[Dataset rows describing interfaces]
......

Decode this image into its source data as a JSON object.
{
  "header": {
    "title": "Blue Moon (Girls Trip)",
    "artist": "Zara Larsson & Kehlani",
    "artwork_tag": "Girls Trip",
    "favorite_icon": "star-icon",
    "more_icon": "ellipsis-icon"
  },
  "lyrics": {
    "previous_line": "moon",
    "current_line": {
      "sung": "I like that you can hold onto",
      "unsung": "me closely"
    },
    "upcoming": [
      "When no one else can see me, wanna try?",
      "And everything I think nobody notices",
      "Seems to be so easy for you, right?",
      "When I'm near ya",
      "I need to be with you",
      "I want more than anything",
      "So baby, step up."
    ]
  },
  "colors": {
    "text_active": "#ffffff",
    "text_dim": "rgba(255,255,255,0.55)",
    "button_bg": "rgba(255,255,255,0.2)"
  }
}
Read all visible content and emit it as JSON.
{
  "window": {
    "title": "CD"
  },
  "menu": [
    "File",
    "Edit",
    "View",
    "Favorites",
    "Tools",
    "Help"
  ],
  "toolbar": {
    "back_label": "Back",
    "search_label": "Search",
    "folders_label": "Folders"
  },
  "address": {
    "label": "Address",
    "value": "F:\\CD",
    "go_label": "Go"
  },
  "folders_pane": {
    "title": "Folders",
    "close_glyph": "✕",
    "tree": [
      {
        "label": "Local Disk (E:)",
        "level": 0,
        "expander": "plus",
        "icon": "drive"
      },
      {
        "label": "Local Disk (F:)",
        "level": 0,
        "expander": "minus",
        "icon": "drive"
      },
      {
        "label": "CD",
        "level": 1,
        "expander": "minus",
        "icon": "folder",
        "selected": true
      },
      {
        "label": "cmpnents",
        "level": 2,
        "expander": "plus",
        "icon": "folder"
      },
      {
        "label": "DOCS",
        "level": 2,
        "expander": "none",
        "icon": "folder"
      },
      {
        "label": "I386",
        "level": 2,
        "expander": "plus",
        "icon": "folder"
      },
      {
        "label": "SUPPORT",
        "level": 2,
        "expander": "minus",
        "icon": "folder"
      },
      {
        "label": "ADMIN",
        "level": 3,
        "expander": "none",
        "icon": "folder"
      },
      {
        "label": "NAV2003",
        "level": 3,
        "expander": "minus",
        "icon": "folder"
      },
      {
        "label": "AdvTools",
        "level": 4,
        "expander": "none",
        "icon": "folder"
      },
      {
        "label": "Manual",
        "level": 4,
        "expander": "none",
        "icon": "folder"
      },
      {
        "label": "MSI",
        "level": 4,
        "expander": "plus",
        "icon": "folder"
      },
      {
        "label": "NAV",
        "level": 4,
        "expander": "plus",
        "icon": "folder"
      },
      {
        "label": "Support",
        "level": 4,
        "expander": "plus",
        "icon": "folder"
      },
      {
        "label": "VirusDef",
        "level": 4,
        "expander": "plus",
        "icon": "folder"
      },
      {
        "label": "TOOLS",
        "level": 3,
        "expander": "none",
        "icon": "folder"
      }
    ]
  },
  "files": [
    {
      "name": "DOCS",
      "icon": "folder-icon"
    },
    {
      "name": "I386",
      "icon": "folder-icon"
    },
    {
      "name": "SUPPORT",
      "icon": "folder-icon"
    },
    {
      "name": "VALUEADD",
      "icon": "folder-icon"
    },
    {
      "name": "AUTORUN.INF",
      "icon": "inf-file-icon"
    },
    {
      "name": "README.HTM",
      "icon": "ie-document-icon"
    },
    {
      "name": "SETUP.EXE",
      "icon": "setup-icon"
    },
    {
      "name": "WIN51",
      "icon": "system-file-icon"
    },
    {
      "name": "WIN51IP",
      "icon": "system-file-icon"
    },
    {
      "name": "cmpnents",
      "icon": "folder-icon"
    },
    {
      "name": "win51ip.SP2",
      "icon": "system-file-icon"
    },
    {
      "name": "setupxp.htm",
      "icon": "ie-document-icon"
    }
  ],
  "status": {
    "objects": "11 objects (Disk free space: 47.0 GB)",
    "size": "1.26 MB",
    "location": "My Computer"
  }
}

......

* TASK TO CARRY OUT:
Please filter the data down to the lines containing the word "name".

* YOUR SOLUTION:
      "name": "DOCS",
      "name": "I386",
      "name": "SUPPORT",
      "name": "VALUEADD",
      "name": "AUTORUN.INF",
      "name": "README.HTM",
      "name": "SETUP.EXE",
      "name": "WIN51",
      "name": "WIN51IP",
      "name": "cmpnents",
      "name": "win51ip.SP2",
      "name": "setupxp.htm",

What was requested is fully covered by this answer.